(Website and app data records)
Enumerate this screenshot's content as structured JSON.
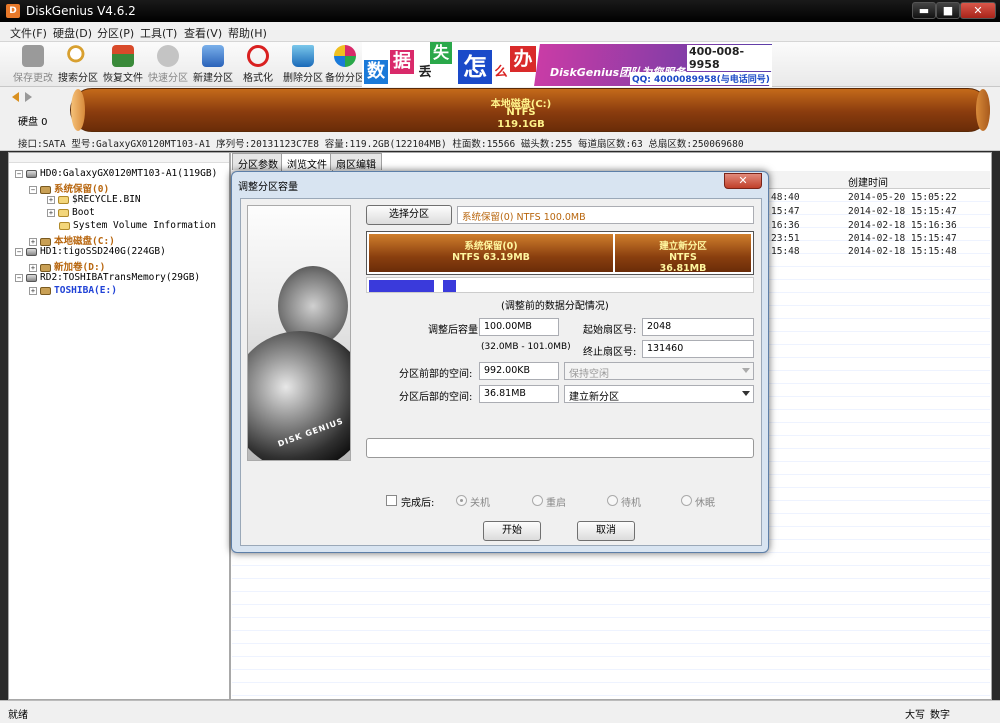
{
  "window": {
    "title": "DiskGenius V4.6.2",
    "icon": "D",
    "minimize": "▬",
    "maximize": "■",
    "close": "✕"
  },
  "menu": [
    "文件(F)",
    "硬盘(D)",
    "分区(P)",
    "工具(T)",
    "查看(V)",
    "帮助(H)"
  ],
  "toolbar": [
    {
      "label": "保存更改",
      "icon": "save-icon",
      "color": "#7a7a7a",
      "disabled": true
    },
    {
      "label": "搜索分区",
      "icon": "search-icon",
      "color": "#d8a030"
    },
    {
      "label": "恢复文件",
      "icon": "restore-icon",
      "color": "#3a8a3a"
    },
    {
      "label": "快速分区",
      "icon": "quick-partition-icon",
      "color": "#a0a0a0",
      "disabled": true
    },
    {
      "label": "新建分区",
      "icon": "new-partition-icon",
      "color": "#3a78c9"
    },
    {
      "label": "格式化",
      "icon": "format-icon",
      "color": "#d92020"
    },
    {
      "label": "删除分区",
      "icon": "delete-partition-icon",
      "color": "#3a9ad9"
    },
    {
      "label": "备份分区",
      "icon": "backup-icon",
      "color": "#c95aa8"
    }
  ],
  "banner": {
    "chars": [
      {
        "c": "数",
        "bg": "#1a7ad9",
        "fg": "#fff"
      },
      {
        "c": "据",
        "bg": "#d92a6a",
        "fg": "#fff"
      },
      {
        "c": "丢",
        "bg": "#fff",
        "fg": "#222"
      },
      {
        "c": "失",
        "bg": "#2aa84a",
        "fg": "#fff"
      },
      {
        "c": "怎",
        "bg": "#1a4ac9",
        "fg": "#fff"
      },
      {
        "c": "么",
        "bg": "#fff",
        "fg": "#d92020"
      },
      {
        "c": "办",
        "bg": "#d92a2a",
        "fg": "#fff"
      }
    ],
    "brand": "DiskGenius团队为您服务",
    "phone1": "400-008-9958",
    "phone2": "QQ: 4000089958(与电话同号)"
  },
  "disk_bar": {
    "label": "硬盘 0",
    "partition_name": "本地磁盘(C:)",
    "fs": "NTFS",
    "size": "119.1GB"
  },
  "disk_info": "接口:SATA  型号:GalaxyGX0120MT103-A1  序列号:20131123C7E8  容量:119.2GB(122104MB)  柱面数:15566  磁头数:255  每道扇区数:63  总扇区数:250069680",
  "tree": [
    {
      "text": "HD0:GalaxyGX0120MT103-A1(119GB)",
      "level": 0,
      "type": "hdd",
      "exp": "−"
    },
    {
      "text": "系统保留(0)",
      "level": 1,
      "type": "part",
      "exp": "−",
      "style": "orange"
    },
    {
      "text": "$RECYCLE.BIN",
      "level": 2,
      "type": "folder",
      "exp": "+"
    },
    {
      "text": "Boot",
      "level": 2,
      "type": "folder",
      "exp": "+"
    },
    {
      "text": "System Volume Information",
      "level": 2,
      "type": "folder",
      "exp": ""
    },
    {
      "text": "本地磁盘(C:)",
      "level": 1,
      "type": "part",
      "exp": "+",
      "style": "orange"
    },
    {
      "text": "HD1:tigoSSD240G(224GB)",
      "level": 0,
      "type": "hdd",
      "exp": "−"
    },
    {
      "text": "新加卷(D:)",
      "level": 1,
      "type": "part",
      "exp": "+",
      "style": "orange"
    },
    {
      "text": "RD2:TOSHIBATransMemory(29GB)",
      "level": 0,
      "type": "hdd",
      "exp": "−"
    },
    {
      "text": "TOSHIBA(E:)",
      "level": 1,
      "type": "part",
      "exp": "+",
      "style": "blue"
    }
  ],
  "tabs": [
    "分区参数",
    "浏览文件",
    "扇区编辑"
  ],
  "active_tab": 1,
  "file_columns": {
    "created": "创建时间"
  },
  "file_rows": [
    {
      "left": "48:40",
      "created": "2014-05-20 15:05:22"
    },
    {
      "left": "15:47",
      "created": "2014-02-18 15:15:47"
    },
    {
      "left": "16:36",
      "created": "2014-02-18 15:16:36"
    },
    {
      "left": "23:51",
      "created": "2014-02-18 15:15:47"
    },
    {
      "left": "15:48",
      "created": "2014-02-18 15:15:48"
    }
  ],
  "status": {
    "left": "就绪",
    "caps": "大写",
    "num": "数字"
  },
  "dialog": {
    "title": "调整分区容量",
    "close": "✕",
    "select_partition_button": "选择分区",
    "selected_partition": "系统保留(0) NTFS 100.0MB",
    "segments": [
      {
        "name": "系统保留(0)",
        "info": "NTFS 63.19MB",
        "fraction": 0.64
      },
      {
        "name": "建立新分区",
        "info": "NTFS",
        "size": "36.81MB",
        "fraction": 0.36
      }
    ],
    "usage_fraction": 0.23,
    "usage_caption": "(调整前的数据分配情况)",
    "size_after_label": "调整后容量:",
    "size_after_value": "100.00MB",
    "size_range": "(32.0MB - 101.0MB)",
    "start_sector_label": "起始扇区号:",
    "start_sector_value": "2048",
    "end_sector_label": "终止扇区号:",
    "end_sector_value": "131460",
    "space_before_label": "分区前部的空间:",
    "space_before_value": "992.00KB",
    "space_before_action": "保持空闲",
    "space_after_label": "分区后部的空间:",
    "space_after_value": "36.81MB",
    "space_after_action": "建立新分区",
    "done_label": "完成后:",
    "radios": [
      "关机",
      "重启",
      "待机",
      "休眠"
    ],
    "start_button": "开始",
    "cancel_button": "取消",
    "image_logo": "DISK GENIUS"
  }
}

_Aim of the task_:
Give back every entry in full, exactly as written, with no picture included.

_Written solution_:
Enumerate this screenshot's content as structured JSON.
{
  "window": {
    "title": "DiskGenius V4.6.2",
    "icon": "D",
    "minimize": "▬",
    "maximize": "■",
    "close": "✕"
  },
  "menu": [
    "文件(F)",
    "硬盘(D)",
    "分区(P)",
    "工具(T)",
    "查看(V)",
    "帮助(H)"
  ],
  "toolbar": [
    {
      "label": "保存更改",
      "icon": "save-icon",
      "color": "#7a7a7a",
      "disabled": true
    },
    {
      "label": "搜索分区",
      "icon": "search-icon",
      "color": "#d8a030"
    },
    {
      "label": "恢复文件",
      "icon": "restore-icon",
      "color": "#3a8a3a"
    },
    {
      "label": "快速分区",
      "icon": "quick-partition-icon",
      "color": "#a0a0a0",
      "disabled": true
    },
    {
      "label": "新建分区",
      "icon": "new-partition-icon",
      "color": "#3a78c9"
    },
    {
      "label": "格式化",
      "icon": "format-icon",
      "color": "#d92020"
    },
    {
      "label": "删除分区",
      "icon": "delete-partition-icon",
      "color": "#3a9ad9"
    },
    {
      "label": "备份分区",
      "icon": "backup-icon",
      "color": "#c95aa8"
    }
  ],
  "banner": {
    "chars": [
      {
        "c": "数",
        "bg": "#1a7ad9",
        "fg": "#fff"
      },
      {
        "c": "据",
        "bg": "#d92a6a",
        "fg": "#fff"
      },
      {
        "c": "丢",
        "bg": "#fff",
        "fg": "#222"
      },
      {
        "c": "失",
        "bg": "#2aa84a",
        "fg": "#fff"
      },
      {
        "c": "怎",
        "bg": "#1a4ac9",
        "fg": "#fff"
      },
      {
        "c": "么",
        "bg": "#fff",
        "fg": "#d92020"
      },
      {
        "c": "办",
        "bg": "#d92a2a",
        "fg": "#fff"
      }
    ],
    "brand": "DiskGenius团队为您服务",
    "phone1": "400-008-9958",
    "phone2": "QQ: 4000089958(与电话同号)"
  },
  "disk_bar": {
    "label": "硬盘 0",
    "partition_name": "本地磁盘(C:)",
    "fs": "NTFS",
    "size": "119.1GB"
  },
  "disk_info": "接口:SATA  型号:GalaxyGX0120MT103-A1  序列号:20131123C7E8  容量:119.2GB(122104MB)  柱面数:15566  磁头数:255  每道扇区数:63  总扇区数:250069680",
  "tree": [
    {
      "text": "HD0:GalaxyGX0120MT103-A1(119GB)",
      "level": 0,
      "type": "hdd",
      "exp": "−"
    },
    {
      "text": "系统保留(0)",
      "level": 1,
      "type": "part",
      "exp": "−",
      "style": "orange"
    },
    {
      "text": "$RECYCLE.BIN",
      "level": 2,
      "type": "folder",
      "exp": "+"
    },
    {
      "text": "Boot",
      "level": 2,
      "type": "folder",
      "exp": "+"
    },
    {
      "text": "System Volume Information",
      "level": 2,
      "type": "folder",
      "exp": ""
    },
    {
      "text": "本地磁盘(C:)",
      "level": 1,
      "type": "part",
      "exp": "+",
      "style": "orange"
    },
    {
      "text": "HD1:tigoSSD240G(224GB)",
      "level": 0,
      "type": "hdd",
      "exp": "−"
    },
    {
      "text": "新加卷(D:)",
      "level": 1,
      "type": "part",
      "exp": "+",
      "style": "orange"
    },
    {
      "text": "RD2:TOSHIBATransMemory(29GB)",
      "level": 0,
      "type": "hdd",
      "exp": "−"
    },
    {
      "text": "TOSHIBA(E:)",
      "level": 1,
      "type": "part",
      "exp": "+",
      "style": "blue"
    }
  ],
  "tabs": [
    "分区参数",
    "浏览文件",
    "扇区编辑"
  ],
  "active_tab": 1,
  "file_columns": {
    "created": "创建时间"
  },
  "file_rows": [
    {
      "left": "48:40",
      "created": "2014-05-20 15:05:22"
    },
    {
      "left": "15:47",
      "created": "2014-02-18 15:15:47"
    },
    {
      "left": "16:36",
      "created": "2014-02-18 15:16:36"
    },
    {
      "left": "23:51",
      "created": "2014-02-18 15:15:47"
    },
    {
      "left": "15:48",
      "created": "2014-02-18 15:15:48"
    }
  ],
  "status": {
    "left": "就绪",
    "caps": "大写",
    "num": "数字"
  },
  "dialog": {
    "title": "调整分区容量",
    "close": "✕",
    "select_partition_button": "选择分区",
    "selected_partition": "系统保留(0) NTFS 100.0MB",
    "segments": [
      {
        "name": "系统保留(0)",
        "info": "NTFS 63.19MB",
        "fraction": 0.64
      },
      {
        "name": "建立新分区",
        "info": "NTFS",
        "size": "36.81MB",
        "fraction": 0.36
      }
    ],
    "usage_fraction": 0.23,
    "usage_caption": "(调整前的数据分配情况)",
    "size_after_label": "调整后容量:",
    "size_after_value": "100.00MB",
    "size_range": "(32.0MB - 101.0MB)",
    "start_sector_label": "起始扇区号:",
    "start_sector_value": "2048",
    "end_sector_label": "终止扇区号:",
    "end_sector_value": "131460",
    "space_before_label": "分区前部的空间:",
    "space_before_value": "992.00KB",
    "space_before_action": "保持空闲",
    "space_after_label": "分区后部的空间:",
    "space_after_value": "36.81MB",
    "space_after_action": "建立新分区",
    "done_label": "完成后:",
    "radios": [
      "关机",
      "重启",
      "待机",
      "休眠"
    ],
    "start_button": "开始",
    "cancel_button": "取消",
    "image_logo": "DISK GENIUS"
  }
}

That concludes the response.